EXERCISE AIM
Copy all of the entries that follow, exactly.

(App and web page records)
===

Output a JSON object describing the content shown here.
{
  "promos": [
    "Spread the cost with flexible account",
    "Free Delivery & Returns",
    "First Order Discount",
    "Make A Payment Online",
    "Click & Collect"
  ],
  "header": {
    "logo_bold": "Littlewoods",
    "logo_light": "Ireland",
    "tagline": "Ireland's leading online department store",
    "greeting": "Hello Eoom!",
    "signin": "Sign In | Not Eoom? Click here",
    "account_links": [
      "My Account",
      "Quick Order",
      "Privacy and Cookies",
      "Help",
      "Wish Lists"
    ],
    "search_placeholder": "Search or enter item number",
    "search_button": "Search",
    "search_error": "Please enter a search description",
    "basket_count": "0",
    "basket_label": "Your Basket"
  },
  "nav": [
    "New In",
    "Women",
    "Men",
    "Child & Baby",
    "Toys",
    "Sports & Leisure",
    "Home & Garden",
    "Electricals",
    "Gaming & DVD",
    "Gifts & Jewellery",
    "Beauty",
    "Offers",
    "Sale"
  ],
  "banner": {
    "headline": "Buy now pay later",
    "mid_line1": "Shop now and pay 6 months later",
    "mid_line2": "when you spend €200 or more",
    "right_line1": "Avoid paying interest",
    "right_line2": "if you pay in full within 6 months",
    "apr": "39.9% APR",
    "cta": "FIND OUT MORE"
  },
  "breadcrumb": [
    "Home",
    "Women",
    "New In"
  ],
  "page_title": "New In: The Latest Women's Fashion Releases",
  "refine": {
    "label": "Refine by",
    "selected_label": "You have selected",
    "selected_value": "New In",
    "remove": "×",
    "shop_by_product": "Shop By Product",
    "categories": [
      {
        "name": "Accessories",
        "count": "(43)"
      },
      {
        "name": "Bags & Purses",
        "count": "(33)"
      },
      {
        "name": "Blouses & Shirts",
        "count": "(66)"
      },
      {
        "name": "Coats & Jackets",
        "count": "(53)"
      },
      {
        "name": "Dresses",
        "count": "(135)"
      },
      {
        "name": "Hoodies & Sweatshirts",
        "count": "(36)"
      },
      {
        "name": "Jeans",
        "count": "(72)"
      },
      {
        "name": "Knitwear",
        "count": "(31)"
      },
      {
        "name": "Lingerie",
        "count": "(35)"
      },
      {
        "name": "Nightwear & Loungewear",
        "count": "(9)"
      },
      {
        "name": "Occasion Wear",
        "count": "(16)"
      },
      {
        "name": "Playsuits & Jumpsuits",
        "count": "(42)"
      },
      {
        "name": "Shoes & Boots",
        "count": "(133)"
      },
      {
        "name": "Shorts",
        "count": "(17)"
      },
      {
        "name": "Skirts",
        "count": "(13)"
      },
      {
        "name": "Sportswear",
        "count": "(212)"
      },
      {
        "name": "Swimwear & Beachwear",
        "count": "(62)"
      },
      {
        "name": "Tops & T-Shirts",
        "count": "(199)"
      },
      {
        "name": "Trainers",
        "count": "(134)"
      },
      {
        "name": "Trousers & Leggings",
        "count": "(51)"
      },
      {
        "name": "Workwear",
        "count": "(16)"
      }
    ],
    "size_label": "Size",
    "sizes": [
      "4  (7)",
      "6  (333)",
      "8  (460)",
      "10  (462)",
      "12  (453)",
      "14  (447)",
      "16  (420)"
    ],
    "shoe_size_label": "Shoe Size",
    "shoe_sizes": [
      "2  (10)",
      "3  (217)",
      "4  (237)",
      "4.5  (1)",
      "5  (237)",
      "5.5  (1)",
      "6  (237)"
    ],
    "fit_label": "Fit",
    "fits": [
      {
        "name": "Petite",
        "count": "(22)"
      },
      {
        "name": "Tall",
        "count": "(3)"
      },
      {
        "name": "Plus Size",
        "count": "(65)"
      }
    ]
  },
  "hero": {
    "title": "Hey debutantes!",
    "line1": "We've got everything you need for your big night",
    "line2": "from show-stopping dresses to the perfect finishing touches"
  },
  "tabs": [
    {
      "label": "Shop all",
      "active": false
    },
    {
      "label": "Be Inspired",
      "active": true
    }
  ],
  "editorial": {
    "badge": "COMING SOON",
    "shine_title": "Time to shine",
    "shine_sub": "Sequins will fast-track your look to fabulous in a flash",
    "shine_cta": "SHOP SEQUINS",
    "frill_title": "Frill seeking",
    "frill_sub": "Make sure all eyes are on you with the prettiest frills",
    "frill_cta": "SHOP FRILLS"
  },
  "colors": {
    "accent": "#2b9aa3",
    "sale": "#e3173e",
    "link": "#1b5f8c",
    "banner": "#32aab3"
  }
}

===

REPLY TO THE TASK
Output a JSON object describing the content shown here.
{
  "promos": [
    "Spread the cost with flexible account",
    "Free Delivery & Returns",
    "First Order Discount",
    "Make A Payment Online",
    "Click & Collect"
  ],
  "header": {
    "logo_bold": "Littlewoods",
    "logo_light": "Ireland",
    "tagline": "Ireland's leading online department store",
    "greeting": "Hello Eoom!",
    "signin": "Sign In | Not Eoom? Click here",
    "account_links": [
      "My Account",
      "Quick Order",
      "Privacy and Cookies",
      "Help",
      "Wish Lists"
    ],
    "search_placeholder": "Search or enter item number",
    "search_button": "Search",
    "search_error": "Please enter a search description",
    "basket_count": "0",
    "basket_label": "Your Basket"
  },
  "nav": [
    "New In",
    "Women",
    "Men",
    "Child & Baby",
    "Toys",
    "Sports & Leisure",
    "Home & Garden",
    "Electricals",
    "Gaming & DVD",
    "Gifts & Jewellery",
    "Beauty",
    "Offers",
    "Sale"
  ],
  "banner": {
    "headline": "Buy now pay later",
    "mid_line1": "Shop now and pay 6 months later",
    "mid_line2": "when you spend €200 or more",
    "right_line1": "Avoid paying interest",
    "right_line2": "if you pay in full within 6 months",
    "apr": "39.9% APR",
    "cta": "FIND OUT MORE"
  },
  "breadcrumb": [
    "Home",
    "Women",
    "New In"
  ],
  "page_title": "New In: The Latest Women's Fashion Releases",
  "refine": {
    "label": "Refine by",
    "selected_label": "You have selected",
    "selected_value": "New In",
    "remove": "×",
    "shop_by_product": "Shop By Product",
    "categories": [
      {
        "name": "Accessories",
        "count": "(43)"
      },
      {
        "name": "Bags & Purses",
        "count": "(33)"
      },
      {
        "name": "Blouses & Shirts",
        "count": "(66)"
      },
      {
        "name": "Coats & Jackets",
        "count": "(53)"
      },
      {
        "name": "Dresses",
        "count": "(135)"
      },
      {
        "name": "Hoodies & Sweatshirts",
        "count": "(36)"
      },
      {
        "name": "Jeans",
        "count": "(72)"
      },
      {
        "name": "Knitwear",
        "count": "(31)"
      },
      {
        "name": "Lingerie",
        "count": "(35)"
      },
      {
        "name": "Nightwear & Loungewear",
        "count": "(9)"
      },
      {
        "name": "Occasion Wear",
        "count": "(16)"
      },
      {
        "name": "Playsuits & Jumpsuits",
        "count": "(42)"
      },
      {
        "name": "Shoes & Boots",
        "count": "(133)"
      },
      {
        "name": "Shorts",
        "count": "(17)"
      },
      {
        "name": "Skirts",
        "count": "(13)"
      },
      {
        "name": "Sportswear",
        "count": "(212)"
      },
      {
        "name": "Swimwear & Beachwear",
        "count": "(62)"
      },
      {
        "name": "Tops & T-Shirts",
        "count": "(199)"
      },
      {
        "name": "Trainers",
        "count": "(134)"
      },
      {
        "name": "Trousers & Leggings",
        "count": "(51)"
      },
      {
        "name": "Workwear",
        "count": "(16)"
      }
    ],
    "size_label": "Size",
    "sizes": [
      "4  (7)",
      "6  (333)",
      "8  (460)",
      "10  (462)",
      "12  (453)",
      "14  (447)",
      "16  (420)"
    ],
    "shoe_size_label": "Shoe Size",
    "shoe_sizes": [
      "2  (10)",
      "3  (217)",
      "4  (237)",
      "4.5  (1)",
      "5  (237)",
      "5.5  (1)",
      "6  (237)"
    ],
    "fit_label": "Fit",
    "fits": [
      {
        "name": "Petite",
        "count": "(22)"
      },
      {
        "name": "Tall",
        "count": "(3)"
      },
      {
        "name": "Plus Size",
        "count": "(65)"
      }
    ]
  },
  "hero": {
    "title": "Hey debutantes!",
    "line1": "We've got everything you need for your big night",
    "line2": "from show-stopping dresses to the perfect finishing touches"
  },
  "tabs": [
    {
      "label": "Shop all",
      "active": false
    },
    {
      "label": "Be Inspired",
      "active": true
    }
  ],
  "editorial": {
    "badge": "COMING SOON",
    "shine_title": "Time to shine",
    "shine_sub": "Sequins will fast-track your look to fabulous in a flash",
    "shine_cta": "SHOP SEQUINS",
    "frill_title": "Frill seeking",
    "frill_sub": "Make sure all eyes are on you with the prettiest frills",
    "frill_cta": "SHOP FRILLS"
  },
  "colors": {
    "accent": "#2b9aa3",
    "sale": "#e3173e",
    "link": "#1b5f8c",
    "banner": "#32aab3"
  }
}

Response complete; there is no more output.